§ **Exercise directions**:
Tally the lines below that hold the string "çoğu", and report the tally by itself.

--

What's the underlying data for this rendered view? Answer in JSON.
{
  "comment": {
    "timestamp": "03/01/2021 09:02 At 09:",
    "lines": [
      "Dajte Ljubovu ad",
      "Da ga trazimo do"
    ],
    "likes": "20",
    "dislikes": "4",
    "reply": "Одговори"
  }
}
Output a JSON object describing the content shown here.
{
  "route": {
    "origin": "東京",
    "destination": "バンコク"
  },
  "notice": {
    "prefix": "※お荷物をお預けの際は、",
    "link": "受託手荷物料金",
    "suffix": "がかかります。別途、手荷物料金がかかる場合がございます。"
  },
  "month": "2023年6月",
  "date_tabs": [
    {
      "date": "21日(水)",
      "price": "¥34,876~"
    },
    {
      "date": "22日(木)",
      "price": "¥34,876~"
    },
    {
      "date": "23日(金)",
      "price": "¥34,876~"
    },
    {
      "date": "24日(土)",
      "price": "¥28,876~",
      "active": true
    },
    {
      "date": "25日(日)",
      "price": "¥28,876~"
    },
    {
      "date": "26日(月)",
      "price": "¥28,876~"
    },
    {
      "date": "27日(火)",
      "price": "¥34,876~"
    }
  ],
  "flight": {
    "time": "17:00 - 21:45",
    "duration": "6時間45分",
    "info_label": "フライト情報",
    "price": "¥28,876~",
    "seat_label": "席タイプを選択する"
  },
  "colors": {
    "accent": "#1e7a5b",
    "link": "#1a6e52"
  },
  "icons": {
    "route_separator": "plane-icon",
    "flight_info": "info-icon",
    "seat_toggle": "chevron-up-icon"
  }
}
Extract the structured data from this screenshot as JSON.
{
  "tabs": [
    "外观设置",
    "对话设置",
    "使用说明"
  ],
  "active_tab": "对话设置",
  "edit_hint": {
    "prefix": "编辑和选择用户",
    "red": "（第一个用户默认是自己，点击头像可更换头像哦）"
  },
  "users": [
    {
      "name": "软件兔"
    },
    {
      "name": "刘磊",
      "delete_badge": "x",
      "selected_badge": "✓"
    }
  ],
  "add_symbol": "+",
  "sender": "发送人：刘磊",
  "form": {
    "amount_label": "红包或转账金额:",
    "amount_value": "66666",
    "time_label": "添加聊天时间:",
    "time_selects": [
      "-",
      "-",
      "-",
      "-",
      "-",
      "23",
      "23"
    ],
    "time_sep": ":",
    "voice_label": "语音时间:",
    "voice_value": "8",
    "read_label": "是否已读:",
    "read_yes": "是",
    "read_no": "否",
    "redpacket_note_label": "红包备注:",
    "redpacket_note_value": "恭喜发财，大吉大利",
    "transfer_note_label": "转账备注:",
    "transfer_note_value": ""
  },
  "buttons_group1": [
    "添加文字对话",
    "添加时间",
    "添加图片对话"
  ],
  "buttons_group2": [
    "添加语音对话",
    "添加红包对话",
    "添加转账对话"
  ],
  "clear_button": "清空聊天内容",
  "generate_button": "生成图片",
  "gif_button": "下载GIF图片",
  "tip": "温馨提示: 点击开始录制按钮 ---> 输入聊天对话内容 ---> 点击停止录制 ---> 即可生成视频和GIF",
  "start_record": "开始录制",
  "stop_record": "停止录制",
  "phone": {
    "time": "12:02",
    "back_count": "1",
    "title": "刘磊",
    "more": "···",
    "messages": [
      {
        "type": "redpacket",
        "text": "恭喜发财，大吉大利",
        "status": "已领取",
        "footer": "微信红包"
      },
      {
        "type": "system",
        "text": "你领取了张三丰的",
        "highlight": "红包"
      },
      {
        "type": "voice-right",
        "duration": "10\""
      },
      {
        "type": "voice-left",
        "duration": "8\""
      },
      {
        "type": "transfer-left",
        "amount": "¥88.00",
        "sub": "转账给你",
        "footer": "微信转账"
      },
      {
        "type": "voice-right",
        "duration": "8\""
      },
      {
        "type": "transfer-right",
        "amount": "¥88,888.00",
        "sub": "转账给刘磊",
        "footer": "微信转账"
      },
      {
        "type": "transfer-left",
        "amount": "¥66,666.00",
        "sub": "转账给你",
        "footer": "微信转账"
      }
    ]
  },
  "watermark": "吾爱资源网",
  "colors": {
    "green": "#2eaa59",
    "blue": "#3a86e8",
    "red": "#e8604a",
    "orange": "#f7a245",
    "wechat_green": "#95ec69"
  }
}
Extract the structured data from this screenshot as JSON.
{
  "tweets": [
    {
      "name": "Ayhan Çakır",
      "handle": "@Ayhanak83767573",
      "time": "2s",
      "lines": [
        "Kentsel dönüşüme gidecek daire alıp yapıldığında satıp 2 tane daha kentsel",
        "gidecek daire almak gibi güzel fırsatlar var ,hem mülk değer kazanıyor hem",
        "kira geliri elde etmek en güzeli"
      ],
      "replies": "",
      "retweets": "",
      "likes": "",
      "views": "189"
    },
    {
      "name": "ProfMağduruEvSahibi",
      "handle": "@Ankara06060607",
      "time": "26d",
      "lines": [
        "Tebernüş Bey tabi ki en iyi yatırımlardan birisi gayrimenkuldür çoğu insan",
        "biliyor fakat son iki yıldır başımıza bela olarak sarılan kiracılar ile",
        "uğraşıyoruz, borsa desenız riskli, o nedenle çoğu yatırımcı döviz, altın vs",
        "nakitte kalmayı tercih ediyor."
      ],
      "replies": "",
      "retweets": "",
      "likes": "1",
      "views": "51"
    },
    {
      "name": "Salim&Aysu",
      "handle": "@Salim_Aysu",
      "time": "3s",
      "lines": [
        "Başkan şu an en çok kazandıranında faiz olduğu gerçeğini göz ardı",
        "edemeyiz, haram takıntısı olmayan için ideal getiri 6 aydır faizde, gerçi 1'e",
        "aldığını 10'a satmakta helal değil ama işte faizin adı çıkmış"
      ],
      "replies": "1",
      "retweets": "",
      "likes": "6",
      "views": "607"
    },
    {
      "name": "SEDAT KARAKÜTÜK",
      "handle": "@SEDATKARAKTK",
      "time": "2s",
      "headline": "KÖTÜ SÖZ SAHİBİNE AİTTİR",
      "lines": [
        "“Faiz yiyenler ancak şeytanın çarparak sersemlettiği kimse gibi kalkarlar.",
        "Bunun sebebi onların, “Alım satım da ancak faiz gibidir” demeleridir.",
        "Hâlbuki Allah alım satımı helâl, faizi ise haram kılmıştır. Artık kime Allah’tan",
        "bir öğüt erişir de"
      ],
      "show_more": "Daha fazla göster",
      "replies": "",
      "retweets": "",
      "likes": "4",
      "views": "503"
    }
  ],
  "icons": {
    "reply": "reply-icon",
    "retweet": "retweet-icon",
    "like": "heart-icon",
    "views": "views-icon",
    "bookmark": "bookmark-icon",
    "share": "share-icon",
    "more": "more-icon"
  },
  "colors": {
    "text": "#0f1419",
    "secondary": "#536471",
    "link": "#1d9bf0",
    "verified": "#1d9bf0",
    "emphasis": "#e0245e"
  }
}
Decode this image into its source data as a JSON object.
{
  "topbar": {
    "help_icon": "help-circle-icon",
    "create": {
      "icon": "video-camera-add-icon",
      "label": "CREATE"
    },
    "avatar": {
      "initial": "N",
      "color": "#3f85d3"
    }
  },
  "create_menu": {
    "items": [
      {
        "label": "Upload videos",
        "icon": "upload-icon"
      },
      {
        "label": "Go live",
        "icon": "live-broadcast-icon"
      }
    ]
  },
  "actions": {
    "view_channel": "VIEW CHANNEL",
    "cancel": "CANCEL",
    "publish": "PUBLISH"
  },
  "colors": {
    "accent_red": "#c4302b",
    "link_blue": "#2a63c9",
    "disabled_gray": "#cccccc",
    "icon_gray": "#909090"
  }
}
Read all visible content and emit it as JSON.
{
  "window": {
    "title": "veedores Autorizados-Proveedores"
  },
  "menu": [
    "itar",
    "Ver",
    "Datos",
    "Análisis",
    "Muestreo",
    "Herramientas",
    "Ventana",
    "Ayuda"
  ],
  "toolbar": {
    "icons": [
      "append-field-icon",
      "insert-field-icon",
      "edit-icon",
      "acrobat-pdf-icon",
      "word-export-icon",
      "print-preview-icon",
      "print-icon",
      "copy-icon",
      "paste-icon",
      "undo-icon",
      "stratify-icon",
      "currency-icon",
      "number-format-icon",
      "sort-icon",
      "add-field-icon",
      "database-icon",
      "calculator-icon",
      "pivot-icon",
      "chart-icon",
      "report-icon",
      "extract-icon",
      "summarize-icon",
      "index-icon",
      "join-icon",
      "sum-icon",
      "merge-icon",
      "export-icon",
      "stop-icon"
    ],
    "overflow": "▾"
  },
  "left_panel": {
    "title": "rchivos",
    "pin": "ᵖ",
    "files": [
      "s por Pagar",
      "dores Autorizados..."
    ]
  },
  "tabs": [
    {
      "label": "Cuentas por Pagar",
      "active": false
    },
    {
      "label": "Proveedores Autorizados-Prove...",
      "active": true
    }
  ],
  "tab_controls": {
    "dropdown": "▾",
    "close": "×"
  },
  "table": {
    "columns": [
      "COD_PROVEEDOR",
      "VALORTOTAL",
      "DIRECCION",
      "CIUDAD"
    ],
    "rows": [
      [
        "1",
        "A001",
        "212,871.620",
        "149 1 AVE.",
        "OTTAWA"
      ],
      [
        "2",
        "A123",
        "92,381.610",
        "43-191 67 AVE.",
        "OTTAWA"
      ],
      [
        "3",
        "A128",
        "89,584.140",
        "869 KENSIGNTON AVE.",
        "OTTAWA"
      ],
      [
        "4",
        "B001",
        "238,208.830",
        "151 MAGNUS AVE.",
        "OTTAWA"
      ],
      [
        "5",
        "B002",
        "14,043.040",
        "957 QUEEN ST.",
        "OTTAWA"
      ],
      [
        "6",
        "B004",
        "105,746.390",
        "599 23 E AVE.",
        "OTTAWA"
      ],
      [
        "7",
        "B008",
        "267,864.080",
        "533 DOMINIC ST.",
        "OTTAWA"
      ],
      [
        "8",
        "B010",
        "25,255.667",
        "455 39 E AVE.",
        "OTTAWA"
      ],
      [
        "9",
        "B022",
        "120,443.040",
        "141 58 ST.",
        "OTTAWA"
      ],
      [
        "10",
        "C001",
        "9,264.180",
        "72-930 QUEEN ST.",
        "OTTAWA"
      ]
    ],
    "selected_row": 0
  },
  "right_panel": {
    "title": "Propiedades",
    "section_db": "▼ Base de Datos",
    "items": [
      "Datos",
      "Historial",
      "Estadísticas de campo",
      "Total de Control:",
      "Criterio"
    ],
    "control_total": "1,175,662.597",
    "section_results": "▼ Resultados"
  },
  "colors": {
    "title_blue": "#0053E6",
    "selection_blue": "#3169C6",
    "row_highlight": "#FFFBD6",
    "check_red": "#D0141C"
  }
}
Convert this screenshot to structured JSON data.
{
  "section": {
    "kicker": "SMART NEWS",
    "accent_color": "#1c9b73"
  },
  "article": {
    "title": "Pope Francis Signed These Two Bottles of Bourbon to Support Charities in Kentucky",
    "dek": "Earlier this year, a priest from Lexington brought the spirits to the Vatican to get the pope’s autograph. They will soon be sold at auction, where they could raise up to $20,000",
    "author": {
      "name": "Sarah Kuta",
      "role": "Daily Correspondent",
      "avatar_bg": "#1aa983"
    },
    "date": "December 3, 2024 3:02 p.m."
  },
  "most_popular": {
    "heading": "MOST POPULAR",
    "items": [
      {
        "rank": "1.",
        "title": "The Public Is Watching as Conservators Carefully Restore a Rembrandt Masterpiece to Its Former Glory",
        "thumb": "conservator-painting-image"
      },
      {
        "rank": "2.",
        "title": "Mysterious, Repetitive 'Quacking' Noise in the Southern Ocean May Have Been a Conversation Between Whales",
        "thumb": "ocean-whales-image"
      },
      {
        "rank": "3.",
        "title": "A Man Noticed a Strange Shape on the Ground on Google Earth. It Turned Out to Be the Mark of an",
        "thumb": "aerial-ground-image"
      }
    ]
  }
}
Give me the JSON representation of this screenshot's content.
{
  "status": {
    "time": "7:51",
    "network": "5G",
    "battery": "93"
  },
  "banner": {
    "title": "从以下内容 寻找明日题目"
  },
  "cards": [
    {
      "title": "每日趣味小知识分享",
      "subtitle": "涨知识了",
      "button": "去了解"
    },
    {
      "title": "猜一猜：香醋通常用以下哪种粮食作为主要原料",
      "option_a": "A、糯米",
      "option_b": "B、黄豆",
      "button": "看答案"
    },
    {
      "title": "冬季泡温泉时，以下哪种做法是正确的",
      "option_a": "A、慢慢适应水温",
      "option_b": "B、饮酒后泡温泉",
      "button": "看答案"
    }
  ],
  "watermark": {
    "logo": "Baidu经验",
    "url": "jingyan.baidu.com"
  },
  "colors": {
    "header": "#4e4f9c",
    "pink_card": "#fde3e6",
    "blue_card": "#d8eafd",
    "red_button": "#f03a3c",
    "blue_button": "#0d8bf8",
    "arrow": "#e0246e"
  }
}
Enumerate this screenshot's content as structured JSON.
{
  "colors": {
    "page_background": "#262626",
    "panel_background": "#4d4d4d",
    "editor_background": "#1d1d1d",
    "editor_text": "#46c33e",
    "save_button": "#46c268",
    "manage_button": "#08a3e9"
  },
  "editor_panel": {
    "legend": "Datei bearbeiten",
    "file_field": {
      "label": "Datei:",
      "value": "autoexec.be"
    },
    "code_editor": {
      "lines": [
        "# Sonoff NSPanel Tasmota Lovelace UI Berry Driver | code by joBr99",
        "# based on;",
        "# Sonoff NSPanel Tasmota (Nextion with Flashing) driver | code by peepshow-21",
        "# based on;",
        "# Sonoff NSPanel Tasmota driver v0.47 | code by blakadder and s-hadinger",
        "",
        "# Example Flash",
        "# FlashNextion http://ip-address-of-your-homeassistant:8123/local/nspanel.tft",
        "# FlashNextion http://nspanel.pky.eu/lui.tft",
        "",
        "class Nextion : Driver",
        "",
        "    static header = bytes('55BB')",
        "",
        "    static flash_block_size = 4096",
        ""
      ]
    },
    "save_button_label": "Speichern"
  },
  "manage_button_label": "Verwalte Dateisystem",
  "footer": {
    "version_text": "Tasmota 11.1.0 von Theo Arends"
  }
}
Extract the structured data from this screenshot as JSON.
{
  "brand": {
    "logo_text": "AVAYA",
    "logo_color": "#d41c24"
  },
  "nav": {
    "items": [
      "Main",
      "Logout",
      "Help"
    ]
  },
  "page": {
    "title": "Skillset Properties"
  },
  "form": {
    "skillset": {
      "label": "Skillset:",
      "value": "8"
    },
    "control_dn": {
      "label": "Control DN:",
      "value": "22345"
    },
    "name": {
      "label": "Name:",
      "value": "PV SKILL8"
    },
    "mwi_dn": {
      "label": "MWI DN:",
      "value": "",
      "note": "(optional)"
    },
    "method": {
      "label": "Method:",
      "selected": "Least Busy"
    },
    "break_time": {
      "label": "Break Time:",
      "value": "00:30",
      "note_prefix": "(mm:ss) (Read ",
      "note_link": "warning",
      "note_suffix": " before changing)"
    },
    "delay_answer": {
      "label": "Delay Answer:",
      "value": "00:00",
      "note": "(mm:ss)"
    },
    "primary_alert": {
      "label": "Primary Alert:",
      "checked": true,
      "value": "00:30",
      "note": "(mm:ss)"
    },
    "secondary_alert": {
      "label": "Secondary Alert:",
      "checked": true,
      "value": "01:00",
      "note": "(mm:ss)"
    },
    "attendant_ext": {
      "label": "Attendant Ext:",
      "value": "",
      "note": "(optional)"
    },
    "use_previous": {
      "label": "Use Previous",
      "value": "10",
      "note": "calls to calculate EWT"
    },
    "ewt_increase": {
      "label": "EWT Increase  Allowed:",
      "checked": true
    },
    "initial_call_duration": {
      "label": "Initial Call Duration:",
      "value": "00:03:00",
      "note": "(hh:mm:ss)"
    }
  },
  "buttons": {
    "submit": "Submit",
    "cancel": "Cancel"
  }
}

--

§ **Written solution**:
2